Renting A Car In The United States As A European

Welcome back to the blog after a little “summer break”. It lasted a bit longer than I initially expected it to, but with all the travels, there was not as much time left as I anticipated. But now, summer is (nearly) over, and I’m ready to start again. The list of blog posts in the making is long, as is the list of things I experienced this summer, so I decided to use my time waiting for my flight from Seoul, South Korea back home and start right away.

The biggest tip of this summer – and my life so far! – was undoubtedly the road trip through Western America. I made lots of experiences, and I value them all, good and bad. It was the first time I ever rented a car abroad (despite one time in Italy, but that was only for a few hours, so it does not really count) and there are a few things I noticed in the US.

To begin with, I always suggest using a big and reliable renting agency (such as Alamo, Sixt, Hertz, ...) to avoid bad experiences. Most of the time you can cancel your reservation until a few hours before the scheduled start of the renting period, so it’s better to start looking early, and you might get lucky with the price. Also, if you are my age, you always have to pay a “young driver fee” that’s applicable for drivers between 21 and 25 years, depending on your renting agency. This can make a huge difference when comparing prices, but luckily, the saleswoman had a good day and decided to eliminate the fee from the bill, which actually saved me a few hundred dollars!

But now to the more interesting part: Driving in the US as a European!

We Europeans are used to kilometres, red lights, parking in designated areas, and using the right lane if possible. Well, in the US, there are different rules. What bothered me the most, in the beginning, were the miles. It was hard for me to “get a feeling” of how fast or slow I am going when you look at the speed, and it says 60 mph … while 60 kmh is not that fast, it’s actually around 95 kmh, so not that slow at all. But in your head, you are used to 60 being something that’s driven in cities, while you definitely SHOULDN’T drive 60 mph in a city!

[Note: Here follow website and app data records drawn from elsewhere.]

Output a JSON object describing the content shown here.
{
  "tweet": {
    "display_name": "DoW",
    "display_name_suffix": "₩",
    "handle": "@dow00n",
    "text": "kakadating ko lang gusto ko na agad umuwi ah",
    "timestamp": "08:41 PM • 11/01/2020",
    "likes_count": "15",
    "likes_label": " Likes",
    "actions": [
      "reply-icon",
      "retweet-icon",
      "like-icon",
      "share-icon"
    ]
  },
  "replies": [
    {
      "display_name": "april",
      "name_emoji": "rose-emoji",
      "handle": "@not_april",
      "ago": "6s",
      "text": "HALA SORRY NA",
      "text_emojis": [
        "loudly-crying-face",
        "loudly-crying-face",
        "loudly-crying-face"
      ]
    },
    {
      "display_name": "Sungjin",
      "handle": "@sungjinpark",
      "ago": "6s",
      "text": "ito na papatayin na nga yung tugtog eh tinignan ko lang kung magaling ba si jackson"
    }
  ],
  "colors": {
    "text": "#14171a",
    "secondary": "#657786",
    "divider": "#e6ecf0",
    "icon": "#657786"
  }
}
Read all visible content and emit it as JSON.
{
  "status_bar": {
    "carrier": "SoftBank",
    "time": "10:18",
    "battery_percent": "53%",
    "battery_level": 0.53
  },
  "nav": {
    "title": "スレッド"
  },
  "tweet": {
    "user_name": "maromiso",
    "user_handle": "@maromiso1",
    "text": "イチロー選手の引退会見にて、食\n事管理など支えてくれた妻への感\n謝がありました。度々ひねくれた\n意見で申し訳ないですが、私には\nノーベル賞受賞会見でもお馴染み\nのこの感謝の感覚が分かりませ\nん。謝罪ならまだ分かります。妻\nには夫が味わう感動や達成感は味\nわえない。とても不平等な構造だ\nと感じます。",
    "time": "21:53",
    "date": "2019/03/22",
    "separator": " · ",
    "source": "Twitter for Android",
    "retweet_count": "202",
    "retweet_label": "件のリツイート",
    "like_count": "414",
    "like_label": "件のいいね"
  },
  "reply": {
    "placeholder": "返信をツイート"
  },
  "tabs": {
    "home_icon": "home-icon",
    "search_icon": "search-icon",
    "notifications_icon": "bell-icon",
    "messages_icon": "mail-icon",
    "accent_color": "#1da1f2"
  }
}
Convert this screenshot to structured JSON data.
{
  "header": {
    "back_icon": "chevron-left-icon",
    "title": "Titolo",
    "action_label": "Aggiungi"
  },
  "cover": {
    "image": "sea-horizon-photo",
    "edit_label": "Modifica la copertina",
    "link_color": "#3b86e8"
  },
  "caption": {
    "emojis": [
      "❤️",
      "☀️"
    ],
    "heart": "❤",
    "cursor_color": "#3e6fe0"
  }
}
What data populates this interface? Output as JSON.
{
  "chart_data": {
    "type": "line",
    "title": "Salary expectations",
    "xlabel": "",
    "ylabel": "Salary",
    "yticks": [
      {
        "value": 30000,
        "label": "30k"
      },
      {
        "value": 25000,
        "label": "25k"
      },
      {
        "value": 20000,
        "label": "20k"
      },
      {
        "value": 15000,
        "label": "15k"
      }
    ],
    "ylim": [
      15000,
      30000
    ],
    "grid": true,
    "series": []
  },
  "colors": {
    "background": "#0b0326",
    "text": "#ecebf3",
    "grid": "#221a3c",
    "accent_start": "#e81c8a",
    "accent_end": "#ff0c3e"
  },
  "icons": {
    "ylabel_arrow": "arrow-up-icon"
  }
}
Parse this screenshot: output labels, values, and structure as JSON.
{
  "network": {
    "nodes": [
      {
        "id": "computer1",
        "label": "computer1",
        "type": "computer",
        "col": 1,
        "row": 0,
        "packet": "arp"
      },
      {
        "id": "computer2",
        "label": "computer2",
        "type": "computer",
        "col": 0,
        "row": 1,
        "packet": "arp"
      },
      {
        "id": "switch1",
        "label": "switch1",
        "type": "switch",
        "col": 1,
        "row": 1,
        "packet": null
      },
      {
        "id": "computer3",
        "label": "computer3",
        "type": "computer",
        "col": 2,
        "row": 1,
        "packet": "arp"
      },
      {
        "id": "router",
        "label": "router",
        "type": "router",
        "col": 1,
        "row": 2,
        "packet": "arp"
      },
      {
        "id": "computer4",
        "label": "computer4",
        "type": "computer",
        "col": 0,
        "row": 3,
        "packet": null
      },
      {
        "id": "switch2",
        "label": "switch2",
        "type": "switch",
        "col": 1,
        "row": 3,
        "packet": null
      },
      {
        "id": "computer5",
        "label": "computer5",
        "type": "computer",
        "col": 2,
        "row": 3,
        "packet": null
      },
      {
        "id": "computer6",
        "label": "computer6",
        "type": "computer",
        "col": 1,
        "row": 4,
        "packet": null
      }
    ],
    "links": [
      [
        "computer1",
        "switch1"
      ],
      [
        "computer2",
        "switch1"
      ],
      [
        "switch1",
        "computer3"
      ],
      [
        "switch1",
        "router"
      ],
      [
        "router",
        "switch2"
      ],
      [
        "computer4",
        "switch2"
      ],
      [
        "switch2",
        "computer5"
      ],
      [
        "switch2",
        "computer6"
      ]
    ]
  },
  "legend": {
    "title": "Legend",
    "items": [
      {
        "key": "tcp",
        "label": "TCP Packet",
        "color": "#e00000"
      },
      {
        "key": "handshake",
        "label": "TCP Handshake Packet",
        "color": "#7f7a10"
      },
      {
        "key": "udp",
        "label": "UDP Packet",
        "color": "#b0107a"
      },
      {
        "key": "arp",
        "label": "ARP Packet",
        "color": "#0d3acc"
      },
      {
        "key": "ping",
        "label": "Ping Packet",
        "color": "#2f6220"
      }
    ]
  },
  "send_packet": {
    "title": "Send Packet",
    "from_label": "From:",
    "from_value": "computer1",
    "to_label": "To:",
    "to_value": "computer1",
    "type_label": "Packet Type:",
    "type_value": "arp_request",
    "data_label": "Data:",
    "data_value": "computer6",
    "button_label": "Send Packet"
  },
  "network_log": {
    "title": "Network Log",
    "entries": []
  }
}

Actually, after a while, I adjusted really well, and after a week or two, I was feeling pretty confident driving mph.

The weirdest thing in the US: you are allowed (or obligated if you listen to the honks of the driver right behind you) to torn right even on a red light. Of course. Sometimes right turn is forbidden during red lights, but then there has to be an actual sign that says so. Otherwise, you are allowed to go right through it. Of course, you have to mind the other traffic.

Other things I was not used to – you can be parking in a parking lane and still get a fine or your car can get torn IF there is a fire hydrant too close to your vehicle. This nearly happened to me, but luckily a pedestrian brought it to my attention, as in Europe that’s not of importance. And the thing that would make my driving instructor go mad is: you don’t have to use the right lane if it’s free. You could be on a highway with five different lanes and drive in the middle one while the lane on the very right is empty. In Europe, you could get a fine for that, and I actually know people who paid up to 100 Euros for that. But at the same time, you are allowed to pass other cars while being on the right lane and that’s really strange too, as this is forbidden in Europe as well.

Also, it’s always weird to drive a different car but me and mine became friends in the end.

With this little blog post, I am starting my whole series about the entire trip, and I can’t wait to tell you everything about all the cool destinations I visited, the people I met and the wildlife I saw! You’ll be surprised how much this country has in store for you!